    I have been “note less” for a long time mostly because I can’t read out loud very well. One thing I have found is identifying with my message personally helps me own it. I ask why do I need this message? and it usually provides a great intro. Also I have to pray over it when I don’t my message is all I can do. When I do pray my message becomes God’s and he always adds something I would never have landed on by myself.

  • Carey, thanks so much for writing these posts! When you read your message are you reading through your outline or do you also manuscript? Do you ever go through the message verbally or simply read through it?


    • adamweber

      No question this is the best blog I’ve ever read on going note less! “Don’t memorize, understand it!” So good. I had a similar question. Do you still do a manuscript? If so, how detailed is it? Any other additional baby steps you would suggest for someone who’s more terrified than afraid? 🙂

      • Thanks for the encouragement Brandon and Adam. I don’t write a full manuscript. Just key thoughts.

        Here’s the detailed version. Several weeks ahead of preaching, I write all the copy that will go on the TV and I get it to our programming team. They create the ‘teaching screens’ as we call them.

        They send my screen shots of the teaching screens which I paste into a Word Doc, and I then add a few key points between the screens. Sometimes I write out a story or key phrase verbatim, but that’s it.

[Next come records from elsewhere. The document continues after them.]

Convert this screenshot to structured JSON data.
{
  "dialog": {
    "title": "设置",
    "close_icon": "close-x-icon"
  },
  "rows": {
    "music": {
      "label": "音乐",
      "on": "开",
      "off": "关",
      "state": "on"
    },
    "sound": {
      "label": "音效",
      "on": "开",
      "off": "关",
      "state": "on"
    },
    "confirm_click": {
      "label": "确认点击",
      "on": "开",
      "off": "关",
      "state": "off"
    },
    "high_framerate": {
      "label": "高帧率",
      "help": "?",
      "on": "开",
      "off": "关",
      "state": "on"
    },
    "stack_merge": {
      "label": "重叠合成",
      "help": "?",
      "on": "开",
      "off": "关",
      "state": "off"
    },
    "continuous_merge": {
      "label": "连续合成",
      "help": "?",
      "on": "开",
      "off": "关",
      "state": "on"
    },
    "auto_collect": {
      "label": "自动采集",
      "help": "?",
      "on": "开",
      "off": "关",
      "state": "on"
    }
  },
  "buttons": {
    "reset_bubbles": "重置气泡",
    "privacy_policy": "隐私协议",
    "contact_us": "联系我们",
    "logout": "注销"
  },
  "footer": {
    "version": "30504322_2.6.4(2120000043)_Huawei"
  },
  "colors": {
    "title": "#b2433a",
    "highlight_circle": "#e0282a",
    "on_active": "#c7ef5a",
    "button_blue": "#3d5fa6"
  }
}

        My review is 99% silent. Occasionally on the drive into church, I’ll recite a story out loud in the car to get the intonation right. That’s about it.

        We’re all different but that works for me. Hope this helps.

  • James Martin

    Great post. This post gives me great confidence to put speaking without notes to the test. I’m nervous but excited!